Task: Leaving out the images, repeat all the lines below exactly.

Records from a data source:
-- Opening Marker --

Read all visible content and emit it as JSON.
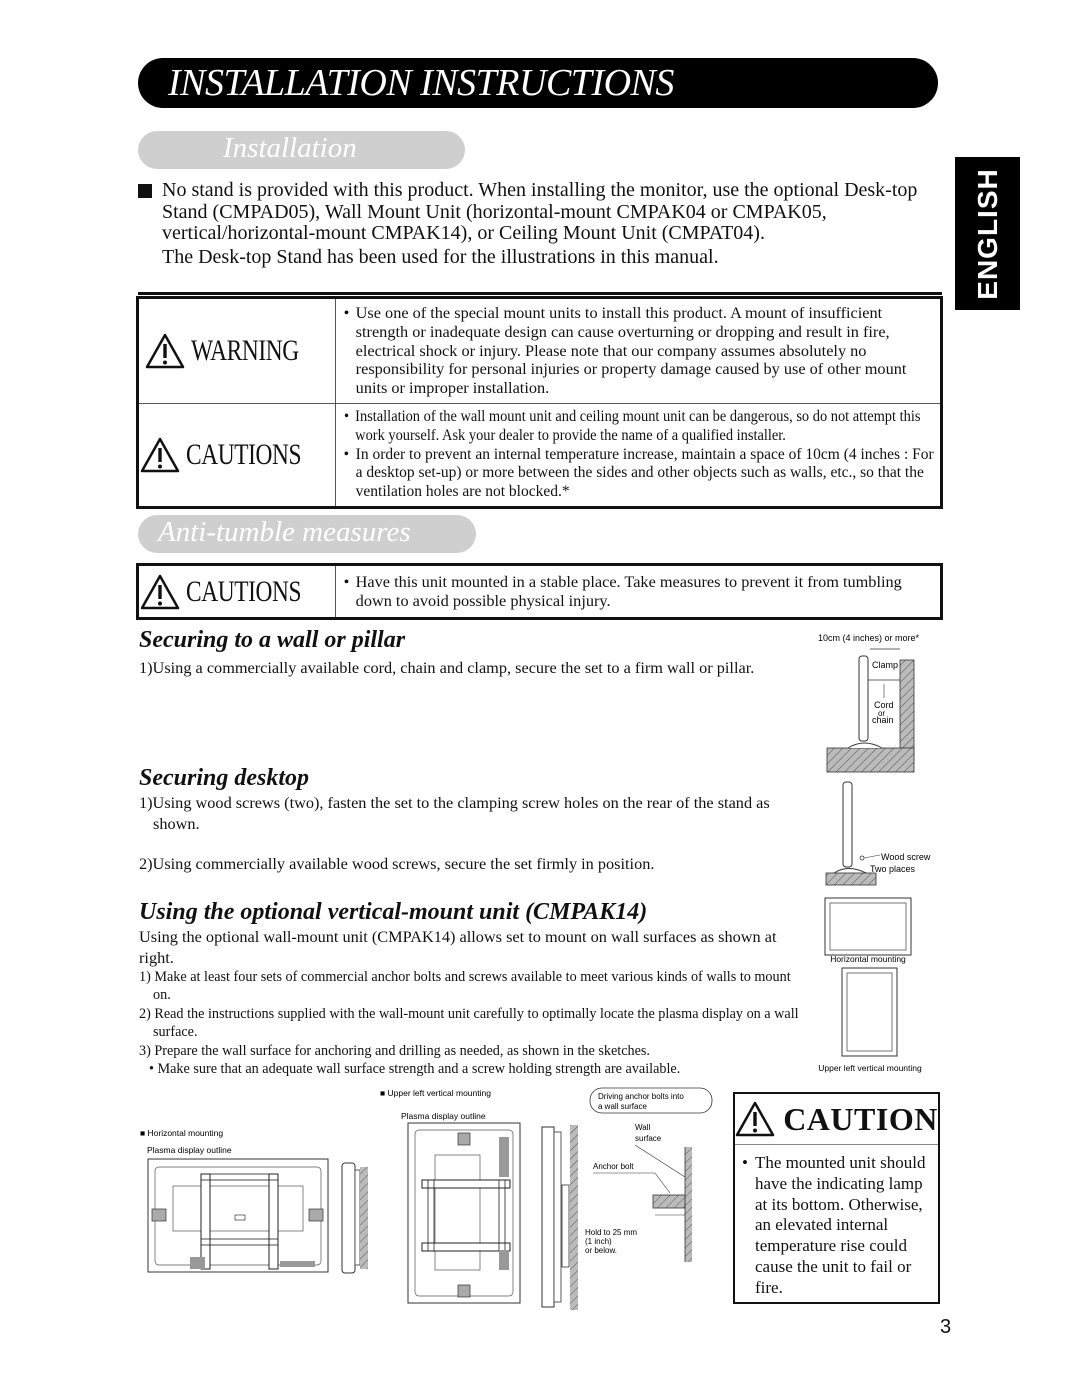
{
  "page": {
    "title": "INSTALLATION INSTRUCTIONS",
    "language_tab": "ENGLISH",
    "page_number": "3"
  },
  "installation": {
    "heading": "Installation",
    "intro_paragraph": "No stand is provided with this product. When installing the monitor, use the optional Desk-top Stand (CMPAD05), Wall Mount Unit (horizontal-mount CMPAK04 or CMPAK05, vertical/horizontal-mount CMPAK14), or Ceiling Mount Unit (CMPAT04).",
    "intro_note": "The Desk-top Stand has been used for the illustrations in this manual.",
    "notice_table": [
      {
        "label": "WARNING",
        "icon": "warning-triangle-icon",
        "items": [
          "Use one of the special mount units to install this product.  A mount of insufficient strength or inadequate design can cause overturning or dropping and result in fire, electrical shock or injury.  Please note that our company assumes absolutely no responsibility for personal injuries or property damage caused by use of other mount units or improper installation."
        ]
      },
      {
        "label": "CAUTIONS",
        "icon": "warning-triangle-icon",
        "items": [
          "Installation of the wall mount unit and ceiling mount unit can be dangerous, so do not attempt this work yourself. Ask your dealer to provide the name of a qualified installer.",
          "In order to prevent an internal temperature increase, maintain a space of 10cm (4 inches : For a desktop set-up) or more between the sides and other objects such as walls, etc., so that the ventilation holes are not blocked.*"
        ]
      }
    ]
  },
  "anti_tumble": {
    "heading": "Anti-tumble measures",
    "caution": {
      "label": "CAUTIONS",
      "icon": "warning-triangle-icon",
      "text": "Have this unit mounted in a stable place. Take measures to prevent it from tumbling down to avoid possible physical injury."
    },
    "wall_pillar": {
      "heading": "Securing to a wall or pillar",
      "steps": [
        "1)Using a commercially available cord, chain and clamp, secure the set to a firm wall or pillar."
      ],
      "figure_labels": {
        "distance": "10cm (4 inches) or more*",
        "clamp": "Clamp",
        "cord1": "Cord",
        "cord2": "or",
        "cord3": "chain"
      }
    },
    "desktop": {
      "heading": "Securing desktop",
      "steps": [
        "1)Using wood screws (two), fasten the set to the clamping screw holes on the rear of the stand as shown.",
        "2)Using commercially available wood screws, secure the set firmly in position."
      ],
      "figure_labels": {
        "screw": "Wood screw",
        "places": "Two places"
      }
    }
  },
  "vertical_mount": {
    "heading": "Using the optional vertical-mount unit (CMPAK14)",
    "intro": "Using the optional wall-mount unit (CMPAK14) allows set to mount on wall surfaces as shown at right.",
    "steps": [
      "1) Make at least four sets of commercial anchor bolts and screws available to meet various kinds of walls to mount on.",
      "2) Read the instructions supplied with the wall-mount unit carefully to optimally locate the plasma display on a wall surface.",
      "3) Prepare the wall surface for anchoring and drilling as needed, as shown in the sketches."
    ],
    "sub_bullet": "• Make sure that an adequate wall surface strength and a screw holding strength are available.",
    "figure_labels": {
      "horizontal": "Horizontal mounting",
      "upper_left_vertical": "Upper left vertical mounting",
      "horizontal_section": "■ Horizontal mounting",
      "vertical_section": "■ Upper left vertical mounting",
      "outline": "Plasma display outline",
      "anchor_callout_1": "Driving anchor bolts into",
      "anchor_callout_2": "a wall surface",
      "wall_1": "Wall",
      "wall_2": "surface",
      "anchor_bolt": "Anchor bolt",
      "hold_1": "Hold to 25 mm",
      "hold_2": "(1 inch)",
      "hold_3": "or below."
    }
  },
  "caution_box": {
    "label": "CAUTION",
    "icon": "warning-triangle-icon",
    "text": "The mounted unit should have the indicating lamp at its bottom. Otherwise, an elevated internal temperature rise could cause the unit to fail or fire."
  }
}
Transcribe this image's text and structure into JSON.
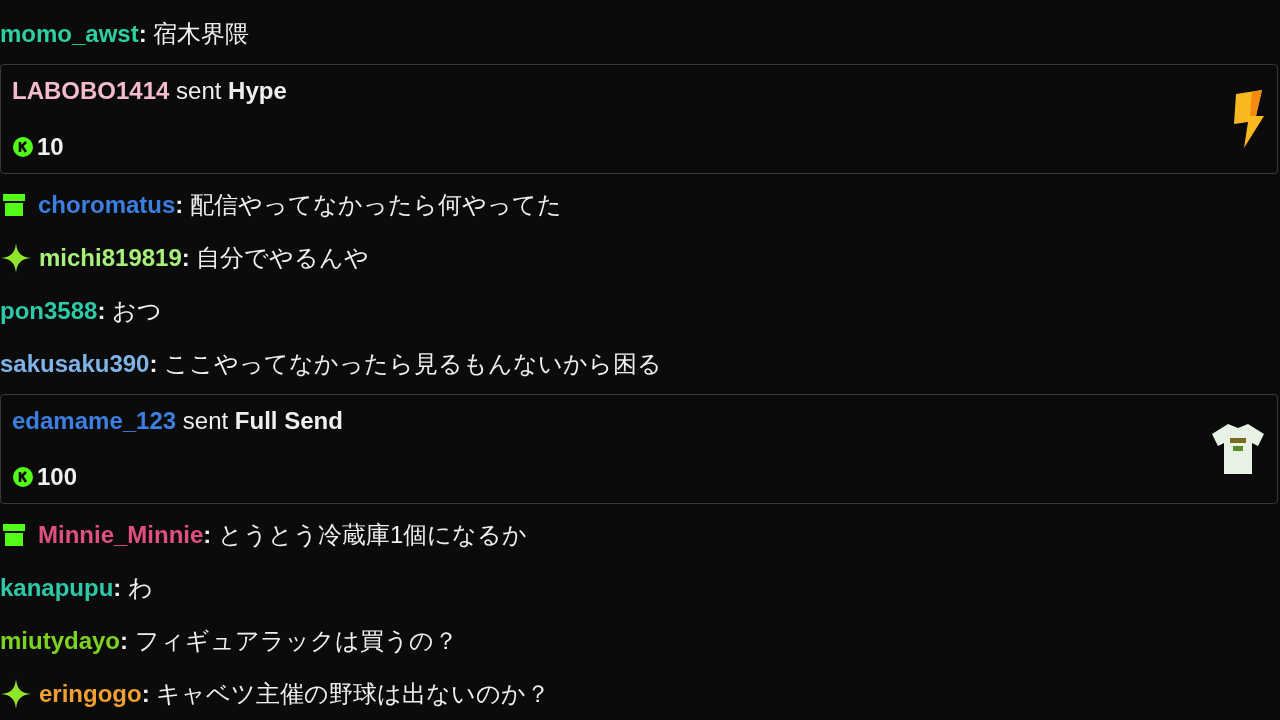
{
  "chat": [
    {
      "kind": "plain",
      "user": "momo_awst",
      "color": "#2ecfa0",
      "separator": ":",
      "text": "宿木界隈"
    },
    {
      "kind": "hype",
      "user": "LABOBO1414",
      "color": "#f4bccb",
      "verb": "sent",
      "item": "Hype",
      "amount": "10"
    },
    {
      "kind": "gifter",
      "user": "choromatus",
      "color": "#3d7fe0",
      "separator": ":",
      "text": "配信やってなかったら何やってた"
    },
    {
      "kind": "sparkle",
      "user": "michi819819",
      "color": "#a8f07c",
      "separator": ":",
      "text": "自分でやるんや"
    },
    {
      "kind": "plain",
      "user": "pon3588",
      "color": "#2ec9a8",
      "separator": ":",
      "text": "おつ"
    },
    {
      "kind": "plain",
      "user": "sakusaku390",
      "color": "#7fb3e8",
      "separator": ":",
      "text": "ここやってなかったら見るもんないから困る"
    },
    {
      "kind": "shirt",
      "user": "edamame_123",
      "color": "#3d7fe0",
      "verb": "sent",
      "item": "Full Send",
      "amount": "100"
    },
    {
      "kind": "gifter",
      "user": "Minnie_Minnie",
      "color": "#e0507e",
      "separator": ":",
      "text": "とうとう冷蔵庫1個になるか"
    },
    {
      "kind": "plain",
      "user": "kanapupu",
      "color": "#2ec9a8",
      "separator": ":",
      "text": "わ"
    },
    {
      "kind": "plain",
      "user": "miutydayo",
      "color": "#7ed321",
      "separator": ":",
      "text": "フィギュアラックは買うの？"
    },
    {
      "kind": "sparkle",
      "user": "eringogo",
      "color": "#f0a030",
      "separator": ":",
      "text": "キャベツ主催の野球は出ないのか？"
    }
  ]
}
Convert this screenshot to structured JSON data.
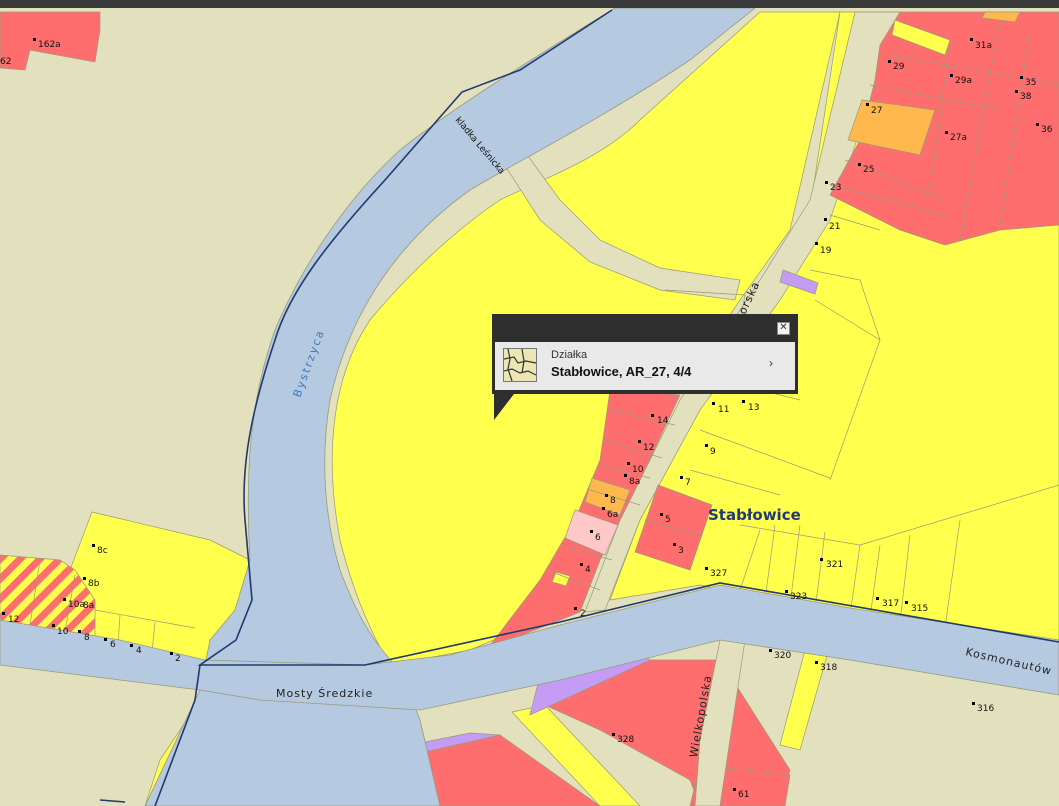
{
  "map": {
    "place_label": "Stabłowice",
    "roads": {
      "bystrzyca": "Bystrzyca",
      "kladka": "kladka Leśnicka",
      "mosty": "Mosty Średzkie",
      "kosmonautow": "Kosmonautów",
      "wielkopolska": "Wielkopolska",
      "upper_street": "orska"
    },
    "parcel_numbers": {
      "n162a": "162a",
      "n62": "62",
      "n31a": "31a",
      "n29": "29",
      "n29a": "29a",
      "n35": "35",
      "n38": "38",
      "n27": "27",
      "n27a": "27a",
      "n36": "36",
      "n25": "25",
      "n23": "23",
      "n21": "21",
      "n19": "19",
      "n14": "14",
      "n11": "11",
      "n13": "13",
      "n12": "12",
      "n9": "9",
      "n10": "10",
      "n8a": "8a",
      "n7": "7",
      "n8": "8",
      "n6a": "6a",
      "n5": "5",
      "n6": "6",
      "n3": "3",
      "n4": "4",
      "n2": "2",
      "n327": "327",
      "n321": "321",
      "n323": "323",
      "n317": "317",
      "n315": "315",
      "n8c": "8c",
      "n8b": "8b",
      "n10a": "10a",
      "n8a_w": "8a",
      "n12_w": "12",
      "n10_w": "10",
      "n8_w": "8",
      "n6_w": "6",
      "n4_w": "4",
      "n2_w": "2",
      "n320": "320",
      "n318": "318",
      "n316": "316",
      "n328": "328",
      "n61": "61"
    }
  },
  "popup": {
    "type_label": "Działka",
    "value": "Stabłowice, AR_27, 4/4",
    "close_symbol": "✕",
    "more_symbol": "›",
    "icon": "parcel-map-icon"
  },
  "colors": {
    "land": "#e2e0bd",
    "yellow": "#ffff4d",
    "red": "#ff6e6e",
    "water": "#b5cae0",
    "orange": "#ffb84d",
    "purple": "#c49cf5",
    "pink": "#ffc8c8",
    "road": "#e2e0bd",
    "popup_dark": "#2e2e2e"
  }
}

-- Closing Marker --

Response to this task:
Read all visible content and emit it as JSON.
{
  "page": {
    "title": "INSTALLATION INSTRUCTIONS",
    "language_tab": "ENGLISH",
    "page_number": "3"
  },
  "installation": {
    "heading": "Installation",
    "intro_paragraph": "No stand is provided with this product. When installing the monitor, use the optional Desk-top Stand (CMPAD05), Wall Mount Unit (horizontal-mount CMPAK04 or CMPAK05, vertical/horizontal-mount CMPAK14), or Ceiling Mount Unit (CMPAT04).",
    "intro_note": "The Desk-top Stand has been used for the illustrations in this manual.",
    "notice_table": [
      {
        "label": "WARNING",
        "icon": "warning-triangle-icon",
        "items": [
          "Use one of the special mount units to install this product.  A mount of insufficient strength or inadequate design can cause overturning or dropping and result in fire, electrical shock or injury.  Please note that our company assumes absolutely no responsibility for personal injuries or property damage caused by use of other mount units or improper installation."
        ]
      },
      {
        "label": "CAUTIONS",
        "icon": "warning-triangle-icon",
        "items": [
          "Installation of the wall mount unit and ceiling mount unit can be dangerous, so do not attempt this work yourself. Ask your dealer to provide the name of a qualified installer.",
          "In order to prevent an internal temperature increase, maintain a space of 10cm (4 inches : For a desktop set-up) or more between the sides and other objects such as walls, etc., so that the ventilation holes are not blocked.*"
        ]
      }
    ]
  },
  "anti_tumble": {
    "heading": "Anti-tumble measures",
    "caution": {
      "label": "CAUTIONS",
      "icon": "warning-triangle-icon",
      "text": "Have this unit mounted in a stable place. Take measures to prevent it from tumbling down to avoid possible physical injury."
    },
    "wall_pillar": {
      "heading": "Securing to a wall or pillar",
      "steps": [
        "1)Using a commercially available cord, chain and clamp, secure the set to a firm wall or pillar."
      ],
      "figure_labels": {
        "distance": "10cm (4 inches) or more*",
        "clamp": "Clamp",
        "cord1": "Cord",
        "cord2": "or",
        "cord3": "chain"
      }
    },
    "desktop": {
      "heading": "Securing desktop",
      "steps": [
        "1)Using wood screws (two), fasten the set to the clamping screw holes on the rear of the stand as shown.",
        "2)Using commercially available wood screws, secure the set firmly in position."
      ],
      "figure_labels": {
        "screw": "Wood screw",
        "places": "Two places"
      }
    }
  },
  "vertical_mount": {
    "heading": "Using the optional vertical-mount unit (CMPAK14)",
    "intro": "Using the optional wall-mount unit (CMPAK14) allows set to mount on wall surfaces as shown at right.",
    "steps": [
      "1) Make at least four sets of commercial anchor bolts and screws available to meet various kinds of walls to mount on.",
      "2) Read the instructions supplied with the wall-mount unit carefully to optimally locate the plasma display on a wall surface.",
      "3) Prepare the wall surface for anchoring and drilling as needed, as shown in the sketches."
    ],
    "sub_bullet": "• Make sure that an adequate wall surface strength and a screw holding strength are available.",
    "figure_labels": {
      "horizontal": "Horizontal mounting",
      "upper_left_vertical": "Upper left vertical mounting",
      "horizontal_section": "■ Horizontal mounting",
      "vertical_section": "■ Upper left vertical mounting",
      "outline": "Plasma display outline",
      "anchor_callout_1": "Driving anchor bolts into",
      "anchor_callout_2": "a wall surface",
      "wall_1": "Wall",
      "wall_2": "surface",
      "anchor_bolt": "Anchor bolt",
      "hold_1": "Hold to 25 mm",
      "hold_2": "(1 inch)",
      "hold_3": "or below."
    }
  },
  "caution_box": {
    "label": "CAUTION",
    "icon": "warning-triangle-icon",
    "text": "The mounted unit should have the indicating lamp at its bottom. Otherwise, an elevated internal temperature rise could cause the unit to fail or fire."
  }
}
Transcribe this image's text and structure into JSON.
{
  "chat": [
    {
      "kind": "plain",
      "user": "momo_awst",
      "color": "#2ecfa0",
      "separator": ":",
      "text": "宿木界隈"
    },
    {
      "kind": "hype",
      "user": "LABOBO1414",
      "color": "#f4bccb",
      "verb": "sent",
      "item": "Hype",
      "amount": "10"
    },
    {
      "kind": "gifter",
      "user": "choromatus",
      "color": "#3d7fe0",
      "separator": ":",
      "text": "配信やってなかったら何やってた"
    },
    {
      "kind": "sparkle",
      "user": "michi819819",
      "color": "#a8f07c",
      "separator": ":",
      "text": "自分でやるんや"
    },
    {
      "kind": "plain",
      "user": "pon3588",
      "color": "#2ec9a8",
      "separator": ":",
      "text": "おつ"
    },
    {
      "kind": "plain",
      "user": "sakusaku390",
      "color": "#7fb3e8",
      "separator": ":",
      "text": "ここやってなかったら見るもんないから困る"
    },
    {
      "kind": "shirt",
      "user": "edamame_123",
      "color": "#3d7fe0",
      "verb": "sent",
      "item": "Full Send",
      "amount": "100"
    },
    {
      "kind": "gifter",
      "user": "Minnie_Minnie",
      "color": "#e0507e",
      "separator": ":",
      "text": "とうとう冷蔵庫1個になるか"
    },
    {
      "kind": "plain",
      "user": "kanapupu",
      "color": "#2ec9a8",
      "separator": ":",
      "text": "わ"
    },
    {
      "kind": "plain",
      "user": "miutydayo",
      "color": "#7ed321",
      "separator": ":",
      "text": "フィギュアラックは買うの？"
    },
    {
      "kind": "sparkle",
      "user": "eringogo",
      "color": "#f0a030",
      "separator": ":",
      "text": "キャベツ主催の野球は出ないのか？"
    }
  ]
}
Convert this screenshot to structured JSON data.
{
  "map": {
    "place_label": "Stabłowice",
    "roads": {
      "bystrzyca": "Bystrzyca",
      "kladka": "kladka Leśnicka",
      "mosty": "Mosty Średzkie",
      "kosmonautow": "Kosmonautów",
      "wielkopolska": "Wielkopolska",
      "upper_street": "orska"
    },
    "parcel_numbers": {
      "n162a": "162a",
      "n62": "62",
      "n31a": "31a",
      "n29": "29",
      "n29a": "29a",
      "n35": "35",
      "n38": "38",
      "n27": "27",
      "n27a": "27a",
      "n36": "36",
      "n25": "25",
      "n23": "23",
      "n21": "21",
      "n19": "19",
      "n14": "14",
      "n11": "11",
      "n13": "13",
      "n12": "12",
      "n9": "9",
      "n10": "10",
      "n8a": "8a",
      "n7": "7",
      "n8": "8",
      "n6a": "6a",
      "n5": "5",
      "n6": "6",
      "n3": "3",
      "n4": "4",
      "n2": "2",
      "n327": "327",
      "n321": "321",
      "n323": "323",
      "n317": "317",
      "n315": "315",
      "n8c": "8c",
      "n8b": "8b",
      "n10a": "10a",
      "n8a_w": "8a",
      "n12_w": "12",
      "n10_w": "10",
      "n8_w": "8",
      "n6_w": "6",
      "n4_w": "4",
      "n2_w": "2",
      "n320": "320",
      "n318": "318",
      "n316": "316",
      "n328": "328",
      "n61": "61"
    }
  },
  "popup": {
    "type_label": "Działka",
    "value": "Stabłowice, AR_27, 4/4",
    "close_symbol": "✕",
    "more_symbol": "›",
    "icon": "parcel-map-icon"
  },
  "colors": {
    "land": "#e2e0bd",
    "yellow": "#ffff4d",
    "red": "#ff6e6e",
    "water": "#b5cae0",
    "orange": "#ffb84d",
    "purple": "#c49cf5",
    "pink": "#ffc8c8",
    "road": "#e2e0bd",
    "popup_dark": "#2e2e2e"
  }
}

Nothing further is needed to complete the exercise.